Citation: Mao Z, Fan B, Wang X, Huang X, Guan J, Sun Z, Xu B, Yang M, Chen Z, Jiang D and Yu J (2021) A Systematic Review of Tissue Engineering Scaffold in Tendon Bone Healing in vivo. Front. Bioeng. Biotechnol. 9:621483. doi: 10.3389/fbioe.2021.621483
Received: 26 October 2020; Accepted: 03 February 2021;
Published: 15 March 2021.
Edited by:Bin Li, Soochow University, China
Reviewed by:Hong-Bin Lu, Central South University, China
Xin Zhao, Hong Kong Polytechnic University, Hong Kong
Copyright © 2021 Mao, Fan, Wang, Huang, Guan, Sun, Xu, Yang, Chen, Jiang and Yu. This is an open-access article distributed under the terms of the Creative Commons Attribution License (CC BY). The use, distribution or reproduction in other forums is permitted, provided the original author(s) and the copyright owner(s) are credited and that the original publication in this journal is cited, in accordance with accepted academic practice.

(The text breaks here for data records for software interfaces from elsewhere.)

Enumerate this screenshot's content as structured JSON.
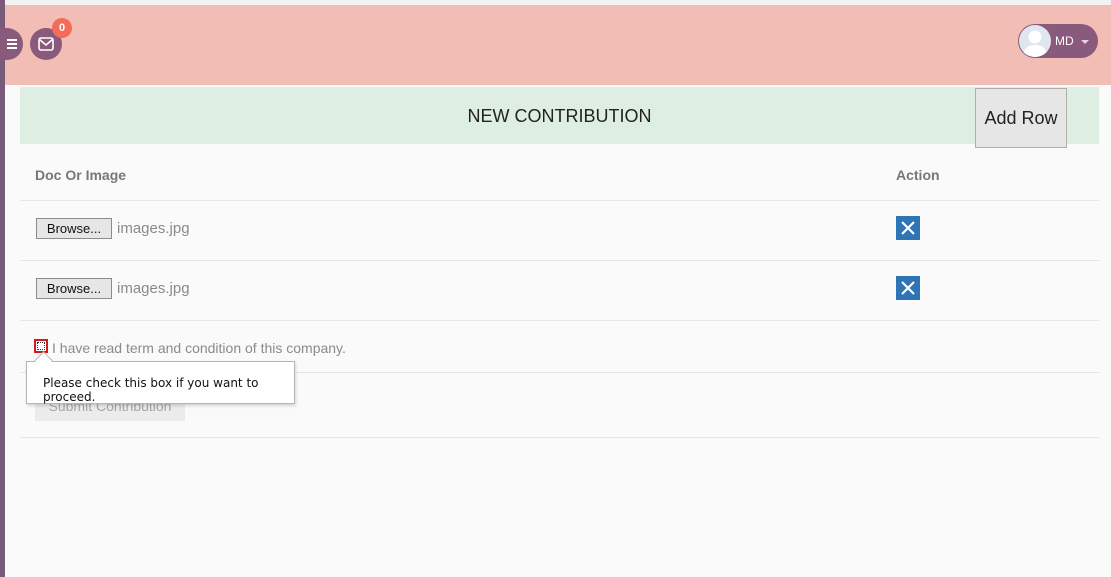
{
  "header": {
    "notification_count": "0",
    "user_initials": "MD",
    "background_color": "#f2bdb4",
    "accent_color": "#8a5a7d",
    "badge_color": "#f26b5b"
  },
  "panel": {
    "title": "NEW CONTRIBUTION",
    "add_row_label": "Add Row",
    "title_bar_color": "#dfeee2"
  },
  "table": {
    "headers": [
      "Doc Or Image",
      "Action"
    ],
    "rows": [
      {
        "browse_label": "Browse...",
        "file_name": "images.jpg"
      },
      {
        "browse_label": "Browse...",
        "file_name": "images.jpg"
      }
    ],
    "delete_button_color": "#2f74b5"
  },
  "form": {
    "terms_label": "I have read term and condition of this company.",
    "submit_label": "Submit Contribution",
    "validation_message": "Please check this box if you want to proceed."
  },
  "icons": {
    "menu": "hamburger-icon",
    "mail": "envelope-icon",
    "avatar": "user-avatar-icon",
    "dropdown": "caret-down-icon",
    "delete": "close-x-icon"
  }
}
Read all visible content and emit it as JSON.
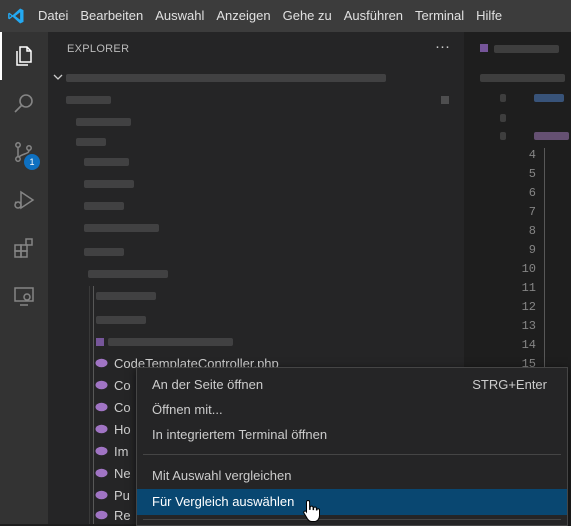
{
  "menubar": {
    "items": [
      "Datei",
      "Bearbeiten",
      "Auswahl",
      "Anzeigen",
      "Gehe zu",
      "Ausführen",
      "Terminal",
      "Hilfe"
    ]
  },
  "activitybar": {
    "icons": [
      "files-icon",
      "search-icon",
      "source-control-icon",
      "run-debug-icon",
      "extensions-icon",
      "remote-explorer-icon"
    ],
    "scm_badge": "1"
  },
  "sidebar": {
    "title": "EXPLORER",
    "more_label": "···",
    "visible_file": "CodeTemplateController.php",
    "truncated_files": [
      "Co",
      "Co",
      "Ho",
      "Im",
      "Ne",
      "Pu",
      "Re"
    ]
  },
  "editor": {
    "line_numbers": [
      "4",
      "5",
      "6",
      "7",
      "8",
      "9",
      "10",
      "11",
      "12",
      "13",
      "14",
      "15"
    ]
  },
  "context_menu": {
    "items": [
      {
        "label": "An der Seite öffnen",
        "shortcut": "STRG+Enter"
      },
      {
        "label": "Öffnen mit..."
      },
      {
        "label": "In integriertem Terminal öffnen"
      },
      {
        "label": "Mit Auswahl vergleichen"
      },
      {
        "label": "Für Vergleich auswählen"
      }
    ],
    "highlighted": "Für Vergleich auswählen"
  },
  "colors": {
    "accent": "#0e70c0",
    "highlight": "#094771",
    "php_icon": "#a074c4",
    "vscode_blue": "#23a9f2"
  }
}
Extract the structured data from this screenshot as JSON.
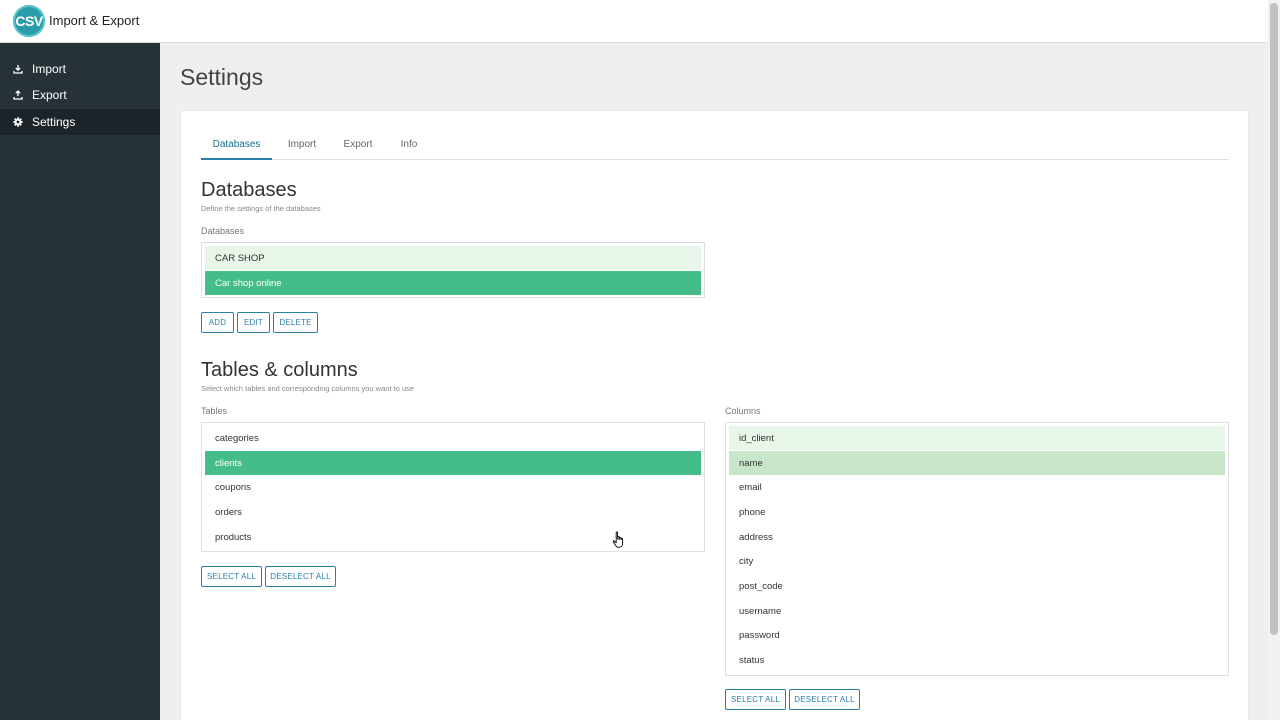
{
  "app": {
    "logo_text": "CSV",
    "title": "Import & Export"
  },
  "sidebar": {
    "items": [
      {
        "label": "Import",
        "icon": "download-icon"
      },
      {
        "label": "Export",
        "icon": "upload-icon"
      },
      {
        "label": "Settings",
        "icon": "gear-icon",
        "active": true
      }
    ]
  },
  "page": {
    "title": "Settings"
  },
  "tabs": [
    {
      "label": "Databases",
      "active": true
    },
    {
      "label": "Import"
    },
    {
      "label": "Export"
    },
    {
      "label": "Info"
    }
  ],
  "databases": {
    "title": "Databases",
    "description": "Define the settings of the databases",
    "list_label": "Databases",
    "items": [
      "CAR SHOP",
      "Car shop online"
    ],
    "buttons": {
      "add": "ADD",
      "edit": "EDIT",
      "delete": "DELETE"
    }
  },
  "tables_columns": {
    "title": "Tables & columns",
    "description": "Select which tables and corresponding columns you want to use",
    "tables_label": "Tables",
    "tables": [
      "categories",
      "clients",
      "coupons",
      "orders",
      "products"
    ],
    "columns_label": "Columns",
    "columns": [
      "id_client",
      "name",
      "email",
      "phone",
      "address",
      "city",
      "post_code",
      "username",
      "password",
      "status"
    ],
    "buttons": {
      "select_all": "SELECT ALL",
      "deselect_all": "DESELECT ALL"
    }
  },
  "colors": {
    "sidebar_bg": "#263238",
    "accent": "#2a7fa6",
    "selected_row": "#44bd8a",
    "highlight_row": "#e8f5e9"
  }
}
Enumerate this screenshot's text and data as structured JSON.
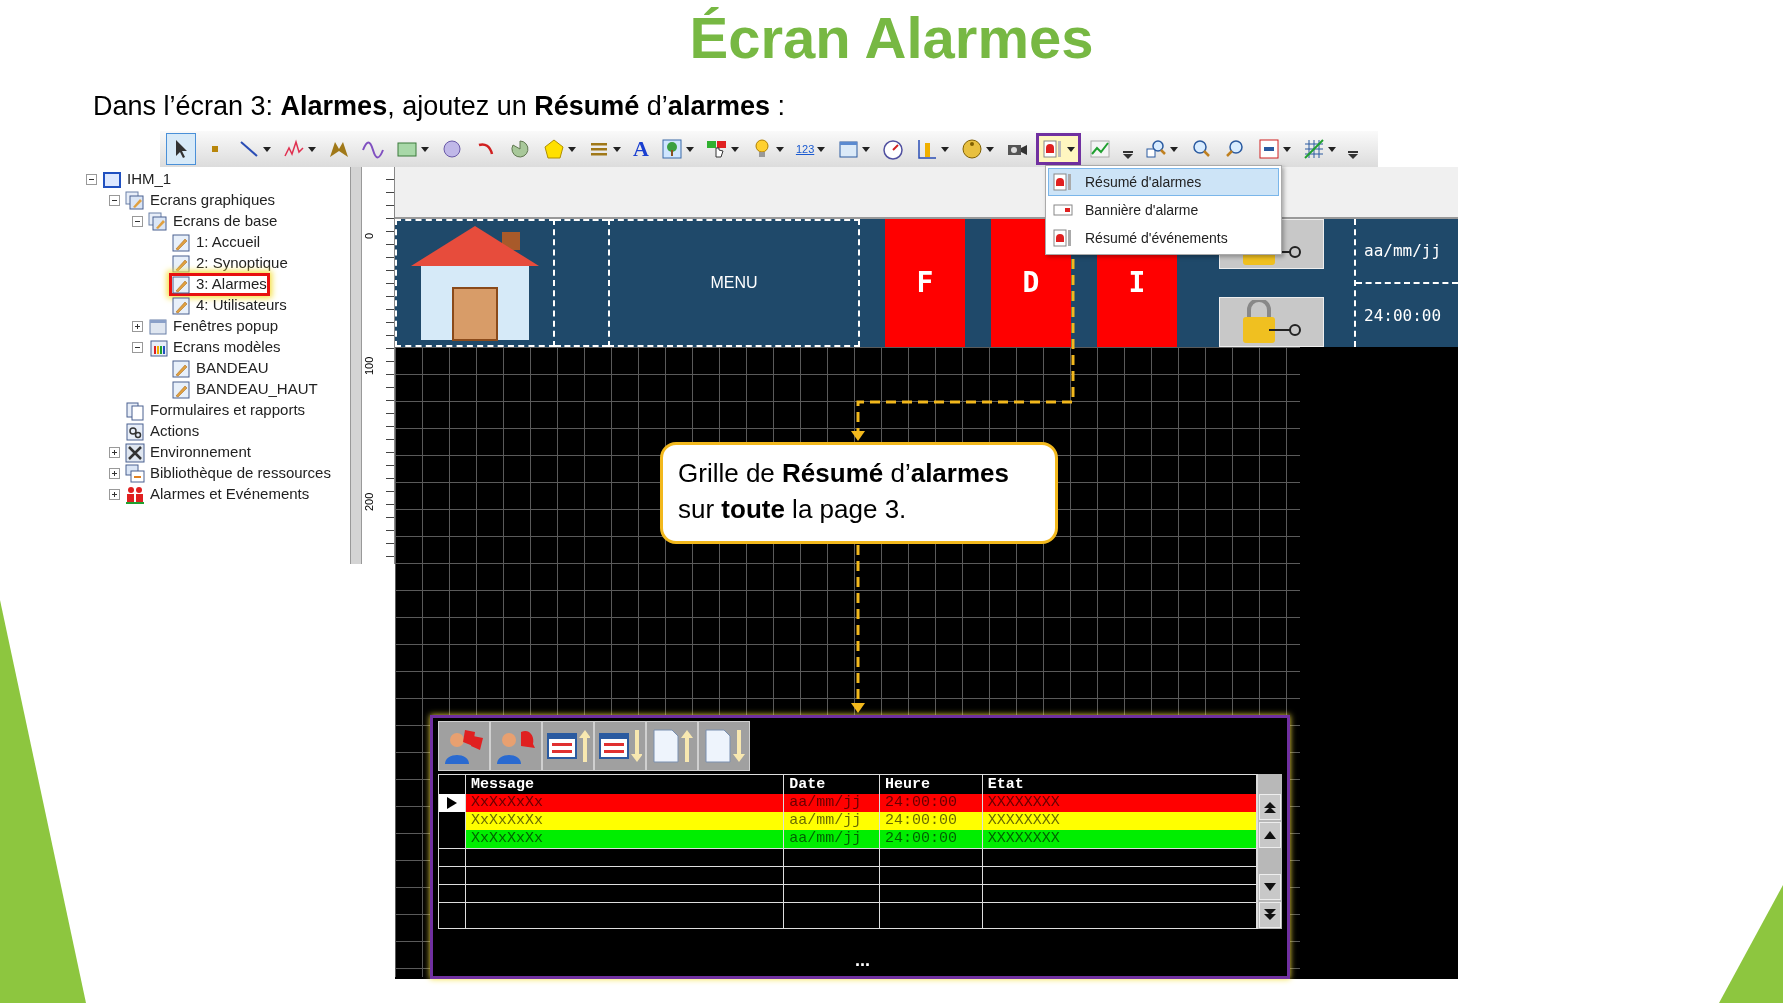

No use, distribution or reproduction is permitted which does not comply with these terms.
†These authors have contributed equally to this work